> [ASSIGNMENT]: An exact copy of the listing is required, with its pictures removed.
--- --- ---
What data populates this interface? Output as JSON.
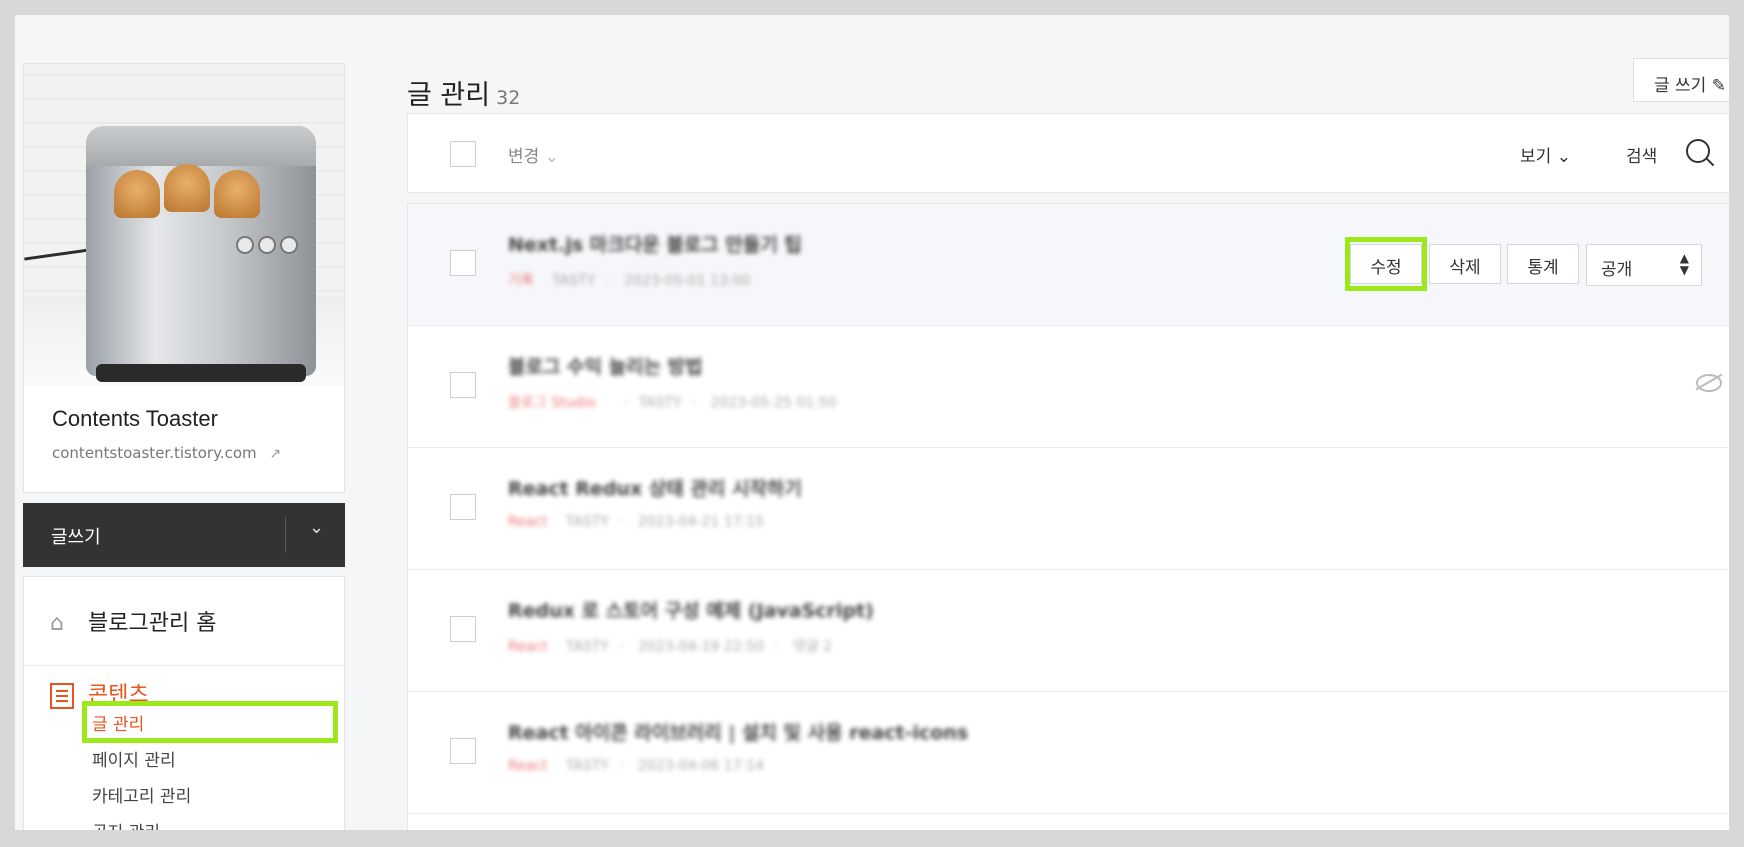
{
  "sidebar": {
    "blog_name": "Contents Toaster",
    "blog_url": "contentstoaster.tistory.com",
    "write_button": "글쓰기",
    "menu": {
      "home": "블로그관리 홈",
      "content": "콘텐츠",
      "sub_items": [
        "글 관리",
        "페이지 관리",
        "카테고리 관리",
        "공지 관리"
      ]
    }
  },
  "main": {
    "title": "글 관리",
    "post_count": "32",
    "new_post_button": "글 쓰기",
    "toolbar": {
      "change": "변경",
      "view": "보기",
      "search": "검색"
    },
    "row_actions": {
      "edit": "수정",
      "delete": "삭제",
      "stats": "통계",
      "visibility": "공개"
    },
    "posts": [
      {
        "title": "Next.js 마크다운 블로그 만들기 팁",
        "category": "기록",
        "author": "TASTY",
        "date": "2023-05-01 13:00"
      },
      {
        "title": "블로그 수익 늘리는 방법",
        "category": "블로그 Studio",
        "author": "TASTY",
        "date": "2023-05-25 01:50"
      },
      {
        "title": "React Redux 상태 관리 시작하기",
        "category": "React",
        "author": "TASTY",
        "date": "2023-04-21 17:15"
      },
      {
        "title": "Redux 로 스토어 구성 예제 (JavaScript)",
        "category": "React",
        "author": "TASTY",
        "date": "2023-04-19 22:50",
        "extra": "댓글 2"
      },
      {
        "title": "React 아이콘 라이브러리 | 설치 및 사용 react-icons",
        "category": "React",
        "author": "TASTY",
        "date": "2023-04-06 17:14"
      }
    ]
  },
  "colors": {
    "accent": "#eb531f",
    "highlight": "#9de81a",
    "dark_button": "#333333"
  }
}
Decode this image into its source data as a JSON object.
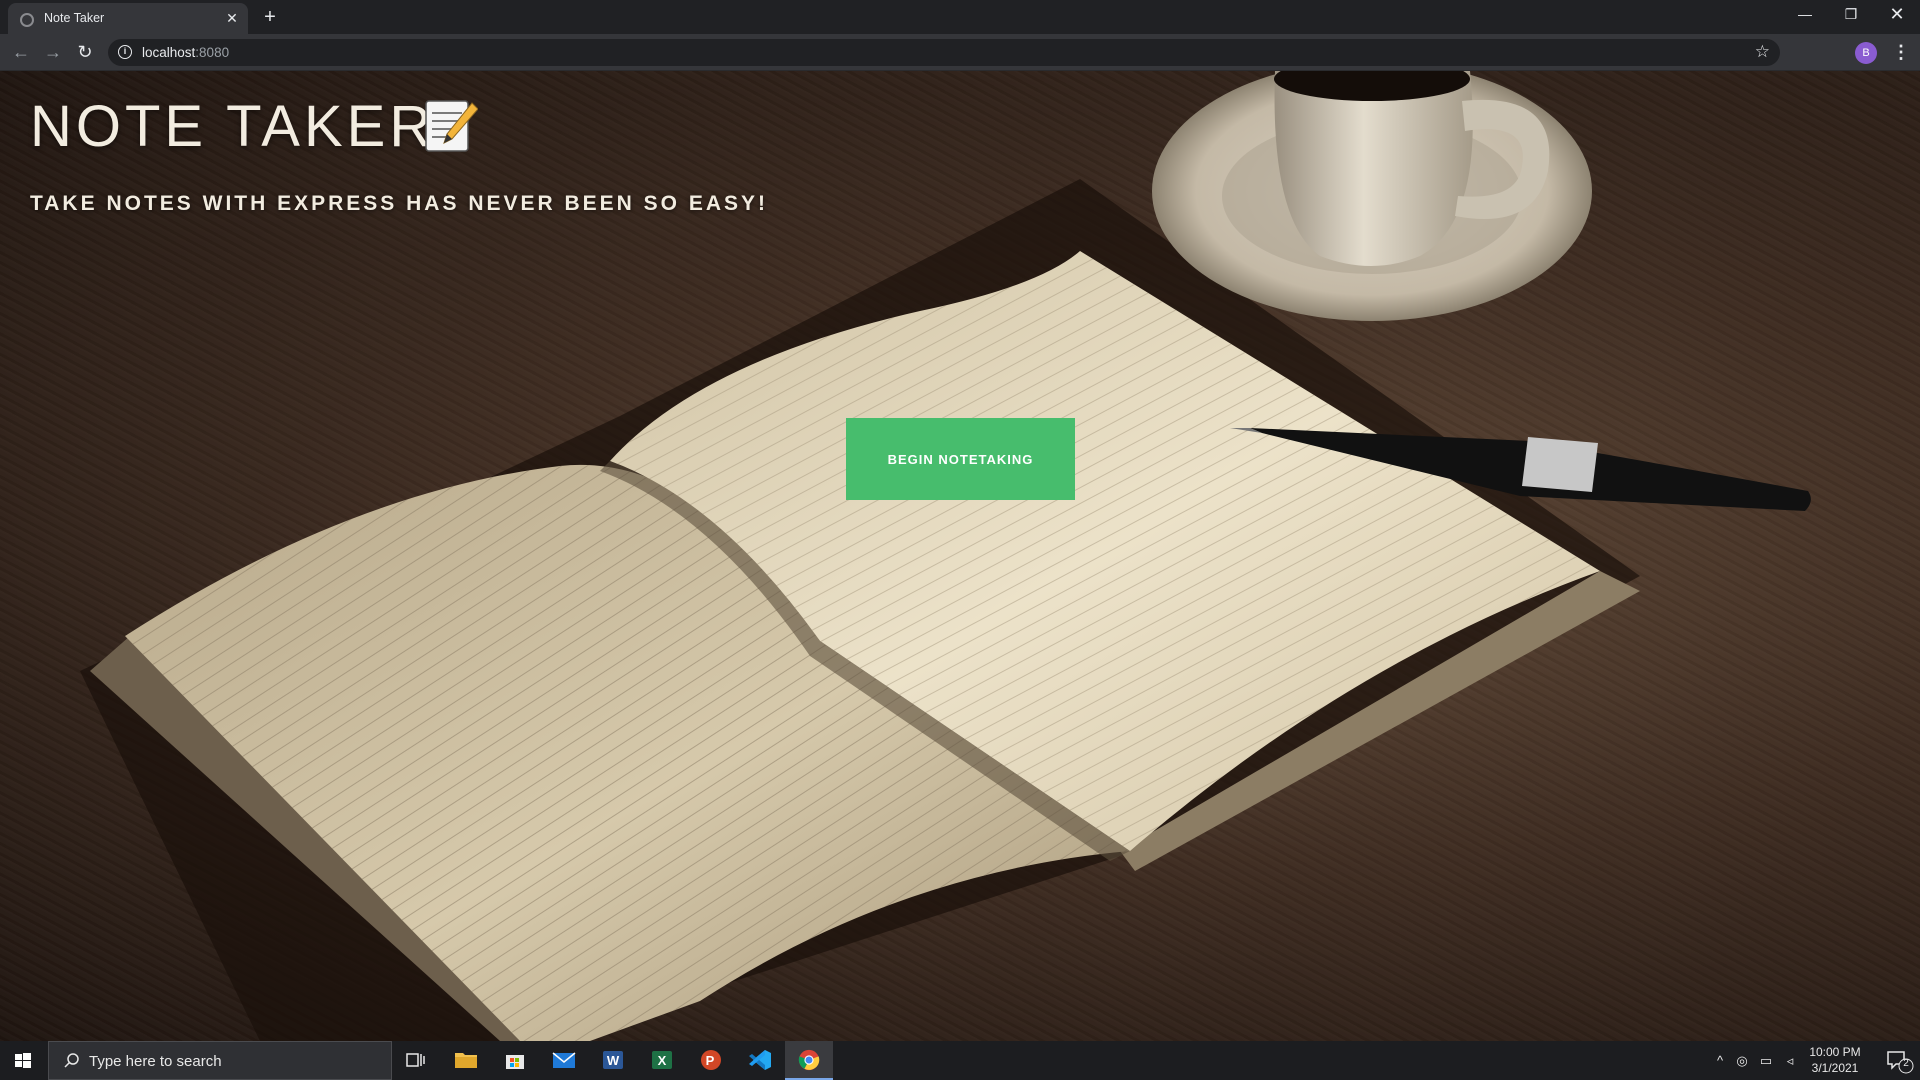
{
  "browser": {
    "tab_title": "Note Taker",
    "new_tab_label": "+",
    "close_tab_label": "✕",
    "url_host": "localhost",
    "url_port": ":8080",
    "profile_initial": "B",
    "window_controls": {
      "minimize": "—",
      "maximize": "❐",
      "close": "✕"
    }
  },
  "page": {
    "title": "NOTE TAKER",
    "title_icon": "memo-icon",
    "subtitle": "TAKE NOTES WITH EXPRESS HAS NEVER BEEN SO EASY!",
    "cta_label": "BEGIN NOTETAKING",
    "accent_color": "#47bd6d",
    "background": "photo of open notebook, pen and coffee cup on wooden desk"
  },
  "taskbar": {
    "search_placeholder": "Type here to search",
    "apps": [
      "task-view-icon",
      "file-explorer-icon",
      "store-icon",
      "mail-icon",
      "word-icon",
      "excel-icon",
      "powerpoint-icon",
      "vscode-icon",
      "chrome-icon"
    ],
    "active_app": "chrome-icon",
    "time": "10:00 PM",
    "date": "3/1/2021",
    "notification_count": "2"
  }
}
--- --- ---
> [ANSWER FOR THE TASK]:
What data populates this interface? Output as JSON.
{
  "sidebar": {
    "blog_name": "Contents Toaster",
    "blog_url": "contentstoaster.tistory.com",
    "write_button": "글쓰기",
    "menu": {
      "home": "블로그관리 홈",
      "content": "콘텐츠",
      "sub_items": [
        "글 관리",
        "페이지 관리",
        "카테고리 관리",
        "공지 관리"
      ]
    }
  },
  "main": {
    "title": "글 관리",
    "post_count": "32",
    "new_post_button": "글 쓰기",
    "toolbar": {
      "change": "변경",
      "view": "보기",
      "search": "검색"
    },
    "row_actions": {
      "edit": "수정",
      "delete": "삭제",
      "stats": "통계",
      "visibility": "공개"
    },
    "posts": [
      {
        "title": "Next.js 마크다운 블로그 만들기 팁",
        "category": "기록",
        "author": "TASTY",
        "date": "2023-05-01 13:00"
      },
      {
        "title": "블로그 수익 늘리는 방법",
        "category": "블로그 Studio",
        "author": "TASTY",
        "date": "2023-05-25 01:50"
      },
      {
        "title": "React Redux 상태 관리 시작하기",
        "category": "React",
        "author": "TASTY",
        "date": "2023-04-21 17:15"
      },
      {
        "title": "Redux 로 스토어 구성 예제 (JavaScript)",
        "category": "React",
        "author": "TASTY",
        "date": "2023-04-19 22:50",
        "extra": "댓글 2"
      },
      {
        "title": "React 아이콘 라이브러리 | 설치 및 사용 react-icons",
        "category": "React",
        "author": "TASTY",
        "date": "2023-04-06 17:14"
      }
    ]
  },
  "colors": {
    "accent": "#eb531f",
    "highlight": "#9de81a",
    "dark_button": "#333333"
  }
}
Decode this image into its source data as a JSON object.
{
  "browser": {
    "tab_title": "Note Taker",
    "new_tab_label": "+",
    "close_tab_label": "✕",
    "url_host": "localhost",
    "url_port": ":8080",
    "profile_initial": "B",
    "window_controls": {
      "minimize": "—",
      "maximize": "❐",
      "close": "✕"
    }
  },
  "page": {
    "title": "NOTE TAKER",
    "title_icon": "memo-icon",
    "subtitle": "TAKE NOTES WITH EXPRESS HAS NEVER BEEN SO EASY!",
    "cta_label": "BEGIN NOTETAKING",
    "accent_color": "#47bd6d",
    "background": "photo of open notebook, pen and coffee cup on wooden desk"
  },
  "taskbar": {
    "search_placeholder": "Type here to search",
    "apps": [
      "task-view-icon",
      "file-explorer-icon",
      "store-icon",
      "mail-icon",
      "word-icon",
      "excel-icon",
      "powerpoint-icon",
      "vscode-icon",
      "chrome-icon"
    ],
    "active_app": "chrome-icon",
    "time": "10:00 PM",
    "date": "3/1/2021",
    "notification_count": "2"
  }
}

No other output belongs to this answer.